I am writing this piece on Thursday. By the time it is off the presses late on Saturday – Sunday editions in Uganda hit the streets Saturday evening – new developments may well have occurred. I am talking of arguably Uganda’s most enthralling political story since Milton Obote locked up five of his Cabinet ministers and gunned Kabaka Muteesa II into fatal exile in the mid-1960s.
Family. Intrigue. Power. A combustible combination. What is missing is sex. So far.
The Museveni-Mbabazi brawl is not about to end. One can never be sure what the relationship was exactly between the President and his superman in Cabinet, a Cabinet where now his juniors “see through him”. And the parliamentary wing of the party is out to trash him even more. Humiliate him in Kyankwanzi, forcing him to denounce presidential ambitions he obviously has. Then follow that up with trimming of his powers as secretary general of NRM. Soon he will be prime minister in name only.
The man is damaged. He can only keep political relevance if he resigns all his positions in the party and the government and takes on his boss or leaves the party entirely and still take on Mr Museveni. Or he quits politics altogether.
As he weighs his options, his wife, the head of the NRM Women’s League no less, is waging battle, organising against the Kyankwanzi resolution that anointed Mr Museveni to be yet again the NRM presidential flag-bearer in 2016. In this she is assisted by her sister, a former minister and top party woman in Kabale.
For their witching-hour activities, closely monitored by Mr Museveni’s spies, Ms Jacqueline Mbabazi and Ms Hope Mwesigye must be burnt at the stake that is the NRM central executive committee (CEC), and possibly the disciplinary committee.
What is Mr Mbabazi’s cardinal sin anyway?

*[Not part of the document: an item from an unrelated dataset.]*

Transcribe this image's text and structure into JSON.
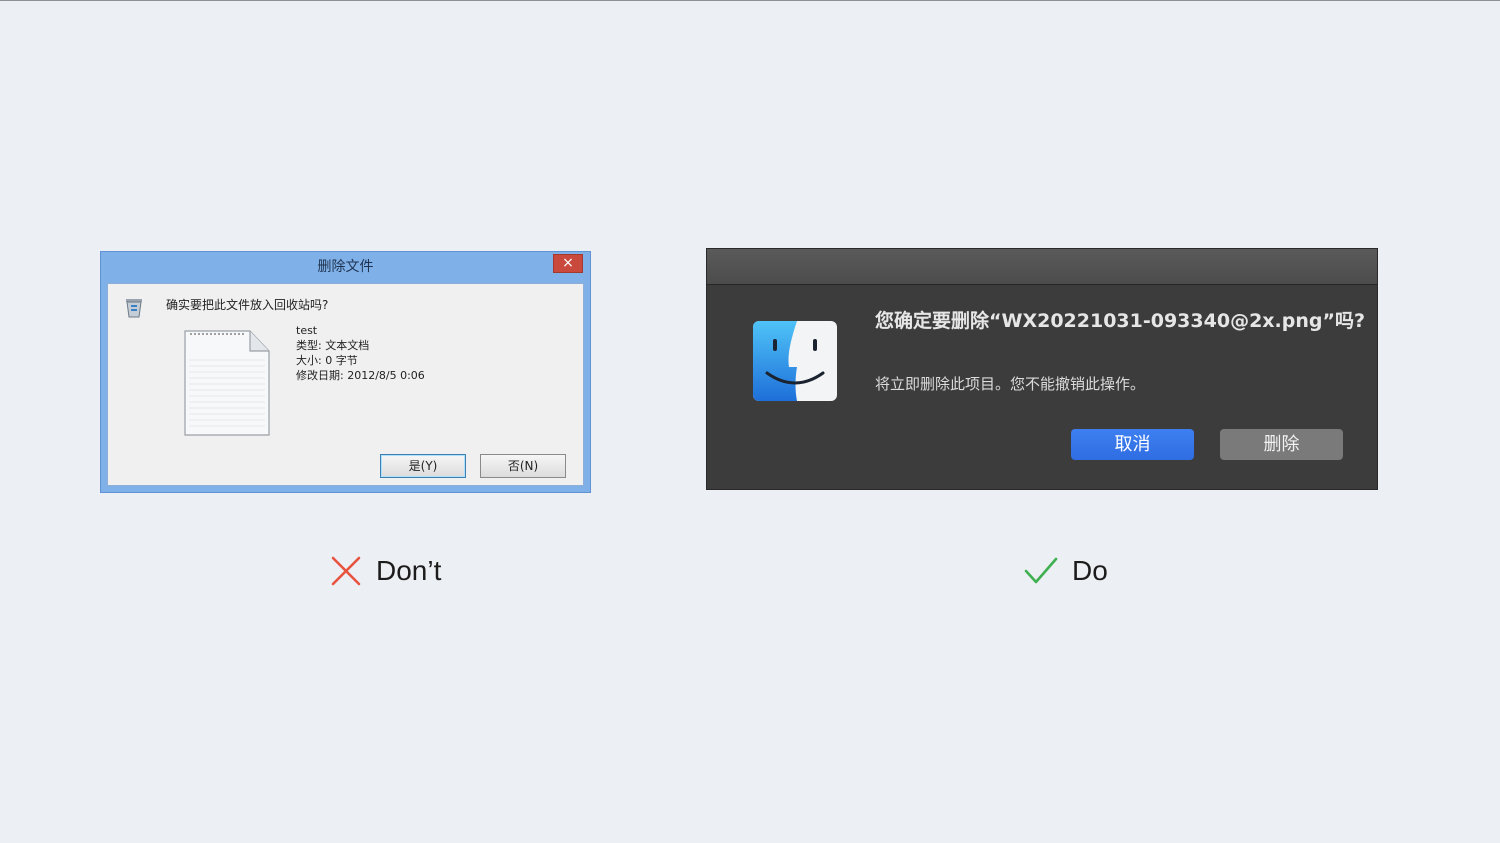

It is to covet Mr Museveni’s job and then actively work toward getting it. For that he must be killed off. Forget the rubbish about creating cliques, building power bases in the party instead of concentrating on “developmental work”. How else is one expected to generate political support for himself without reaching out to certain individuals and groups and not others? How else is politics to be done and yet by definition politics is about building constituencies at various levels to propel one to power?
If NRM parliamentarians have decided that President Museveni must lead the party until death (of man or party), they should write it in their constitution. It is rank hypocrisy for them to mouth off on democracy yet they do not want Mr Museveni challenged.
The logic on display would be dismissed as comedic if NRM were not the party in power. It is, and so it is worth reflecting a little on where the logic goes.
The NRM has declared one of its positions sacrosanct and whoever shows interest in it from within must be guillotined. It just happens, as well, that the position of leader of NRM is fused with the position of President of the Republic of Uganda. At least that is what the last 28 years show. If Mr Mbabazi can be treated so dreadfully, one can imagine what happens to the Besigyes of this Uganda who have wanted the job from the outside. It appears their story is yet to be fully revealed.
Mr Mbabazi is on the receiving end of political nastiness so gratuitous it is obscene. He must be regretting why he helped create the monster that is now cornering him. He must be reflecting on the line he uttered during the 2001 election cycle. It is a line better known as a phrase. Mr Mbabazi berated Dr Kizza Besigye for “jumping the queue”. That was when Dr Besigye, having just broken away from NRM, was running for President the first time.
Mr Mbabazi was suggesting that he was ahead of Dr Besigye in some assumed seniority line-up. And that if Mr Mbabazi is not yet running, Dr Besigye has no business doing so. There was no attempt whatsoever to critique Dr Besigye’s ideas – not his lengthy and open critique of how terrible things were in the Court of Yoweri Museveni, not his manifesto.
In so casually dismissing Dr Besigye, Mr Mbabazi was encouraging the practice within NRM that saw Mr Museveni as God of the Party and that ideas did not much matter.
As things are turning out, it was around the 2001 elections that Mr Mbabazi, firmly on the rise as super minister and de facto vice president (presiding over meetings when Mr Museveni was away even in the presence of then Vice President Gilbert Bukenya), started making his move. He worked on establishing a power base across the political, civil and security sectors of the Ugandan state. The CEC/disciplinary committee proceedings will be interesting indeed.
Yet Mr Mbabazi’s chance is 2016 or never. I am not sure anyone will want to look at him and his generation of 1986 in 2021 even if he will not yet be 75 and could still run. So he must go for broke in 2016. Will he, damn the consequences?
Mr Tabaire is a media consultant with the African Centre for Media Excellence. firstname.lastname@example.org